The anti-graft court ordered the 90-day preventive suspension of Montero through a resolution promulgated on July 2 and released on Wednesday.
“Accused Montero shall immediately cease and desist from performing the functions of her office upon the implementation of this Order of Preventive Suspension,” the court said, highlighting the mandatory suspension of an accused who holds a position in government.
Montero is facing four counts of violation of Section 3(e) of R.A. 3019 or the Anti-Graft and Corrupt Practices Act and another four counts of Article 244 of the Revised Penal Code, also known as Unlawful Appointment.
The cases stemmed from her appointment of four defeated candidates in the 2013 elections namely Noel Homarchuelos, municipal administrator; Danilo Reyes, public information consultant; Apolinar Fudalan, IT consultant; and Fernando Penales, engineering consultant less than a year after the polls.
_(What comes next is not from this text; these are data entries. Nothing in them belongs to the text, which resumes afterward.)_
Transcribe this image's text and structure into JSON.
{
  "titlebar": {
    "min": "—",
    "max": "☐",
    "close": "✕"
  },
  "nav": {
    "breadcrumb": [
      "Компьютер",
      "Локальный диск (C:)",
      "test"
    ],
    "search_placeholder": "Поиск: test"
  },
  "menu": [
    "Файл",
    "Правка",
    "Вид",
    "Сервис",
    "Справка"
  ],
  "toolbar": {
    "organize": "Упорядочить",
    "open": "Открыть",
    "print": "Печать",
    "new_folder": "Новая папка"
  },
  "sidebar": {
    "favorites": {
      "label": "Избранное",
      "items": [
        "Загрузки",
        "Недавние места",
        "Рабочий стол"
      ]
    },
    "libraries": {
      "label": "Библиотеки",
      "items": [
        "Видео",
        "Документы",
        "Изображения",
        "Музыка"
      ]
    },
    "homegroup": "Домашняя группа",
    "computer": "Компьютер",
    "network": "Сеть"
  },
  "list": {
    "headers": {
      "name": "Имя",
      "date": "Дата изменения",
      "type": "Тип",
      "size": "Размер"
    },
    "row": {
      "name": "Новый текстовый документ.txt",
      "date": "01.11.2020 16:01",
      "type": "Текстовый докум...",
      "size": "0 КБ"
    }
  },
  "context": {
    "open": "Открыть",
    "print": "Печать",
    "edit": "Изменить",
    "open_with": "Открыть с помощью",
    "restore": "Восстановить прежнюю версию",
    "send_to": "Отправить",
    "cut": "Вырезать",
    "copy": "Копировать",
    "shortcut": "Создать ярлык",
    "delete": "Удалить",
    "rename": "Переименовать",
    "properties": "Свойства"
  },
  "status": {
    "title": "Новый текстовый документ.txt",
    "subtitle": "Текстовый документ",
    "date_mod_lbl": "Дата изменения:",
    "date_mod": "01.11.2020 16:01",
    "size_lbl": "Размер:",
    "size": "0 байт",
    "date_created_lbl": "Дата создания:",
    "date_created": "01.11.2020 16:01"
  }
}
Each of them were paid a salary of P25,000 per month.
The act defied the one-year ban in the appointment of losing candidates under the Local Government Code.
Montero initially attempted to stop the preventive suspension citing the Ombudsman’s completed investigation on the case.
However, the Sandiganbayan found no merit on Montero’s argument citing Section 13 of R.A. 3019, which states that “any incumbent public officer against whom any criminal prosecution under valid information under this act…shall be suspended from office.”
The five-page resolution was penned by Associate Justice Kevin Vivero with the concurrence of Chairperson Associate Justice Sarah Fernandez and Associate Justice Carl Miranda.
In 2017, Montero was ordered suspended by then-Ombudsman Conchita Carpio Morales after she was found guilty of simple misconduct for her violation of section 6, Article IX-B of the 1987 Constitution, when she “appointed to a government office a candidate who lost in an election, within a year after such election.”
Morales in February, 2018 after taking “a second hard look at the evidence,” upgraded the ruling as she found Montero guilty of grave misconduct for the same case and ordered the mayor’s dismissal from the service.
The case was later elevated to the Court of Appeals which favored Montero and upheld the original Ombudsman ruling that she was only guilty of simple misconduct, which merited a suspension, not dismissal.
Montero was reelected in the May 2019 polls winning over Benjie Arcamo and Ruben Arbilon.